    It seems from your reply that perhaps a majority of recent histories ignore the relationship with anarchist and other Leftist traditions? In that case I certainly am in favor of a revisionist history presented in McKanan’s writing, for I have certain sympathies for the American anarchists, socialists, and the communists as well. I wouldn’t have realized that this part of the history has been ignored if not for your comments. I have currently been looking over the “New Program of the Communist Party USA “ from 1966, which is an excellent critique of exploitative capitalism, although it still falls short because it misses the much more radical critique provided by the Sermon on the Mount.
    I hope that what I’m arguing for is that as a community of followers of Christ – whatever form that takes, be it the CW, or many other communities – we do not settle for any “radicalism” presented by the nation-state, the political-corporate-economic principalities and powers of the world. The notion that the critique of the powers must be more radical than any “liberal” or “conservative,” “Left” or “Right,” (which, I really like how you put it: “are only marginally helpful to any discourse of anything at all”) comes not just from Hauerwas, et al, but from Jesus the Christ: “My kingdom is not of this world…for this I have come into the world, to testify to the truth.” Also Paul, “do not be conformed to this world, but be transformed by the renewing of your mind, so that you may prove what the will of God is, that which is good and acceptable and perfect.”

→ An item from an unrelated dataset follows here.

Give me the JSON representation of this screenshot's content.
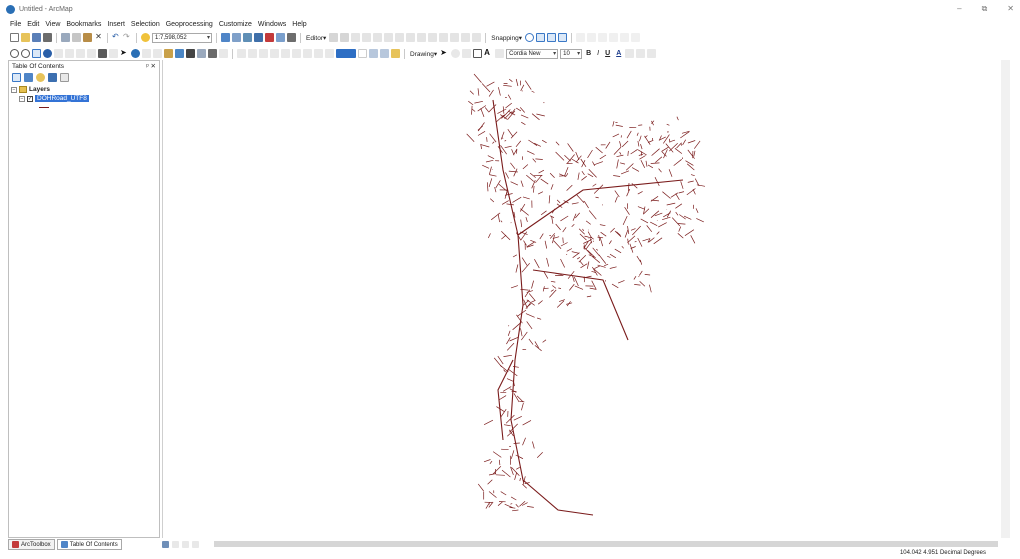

    I’m just not interested in “the potential to revitalize…the Left in America today,” (McKanan, 217), although I am invested and intensely concerned with revitalizing the church (ibid). Part of what makes this revitalization such a difficult course to navigate is that the narrative of the nation-state has become so interwoven and confused with the narrative of the church (ie, the gathered body of Christ, the “royal priesthood”).
    Certainly we can come alongside others who are invested in practicing works of mercy, hospitality, peace-making; who are subverting or calling into question the dominating powers of the age; who are loving their neighbor as they love themselves. In my estimation, both Day and Maurin embraced an attitude of inclusion, “befriending” these other movements, as McKanan descibes it. If this part of the history of the Worker has been glossed over, left-out, erased, then it is a good thing that it appears in this re-telling of the history, and, as I said, I do appreciate the book quite a bit as a history.
    Still, I must just repeat the words, “love the LORD your God with all your heart, and with all your soul, and with all your mind. This is the great and foremost commandment.” To make this distinction, and this confession, is what sets apart the church. It is easy for me, and certainly has been easy throughout the history of the church, to betray this radical vocation. It is often easier for me to just say that I don’t vote because I’m an anarchist than to go into the long details that make up that conviction, beginning with a confession of Christ who has been given “all authority in heaven and on earth.” But that is what I should be doing all the time; it’s just a lot easier to write these things than to really live them out, and yet that is our calling. I’m mostly trying to repeat the most radical call of the Gospel, and seperate that from any earthly powers that fall short of that. First, I am speaking for myself, to remind myself of the cost of discipleship (deny yourself…).
    I hope that that articulates some more of my thinking behind the review. Your point that I have equated “liberalism” (as expressed today) with “the Left,” is well taken, and I understand the huge distances between the two. I think that my argument is that these are still essentially the same (along with “conservatism,” etc) as powers that fall short of the Cross of Christ.
    -brent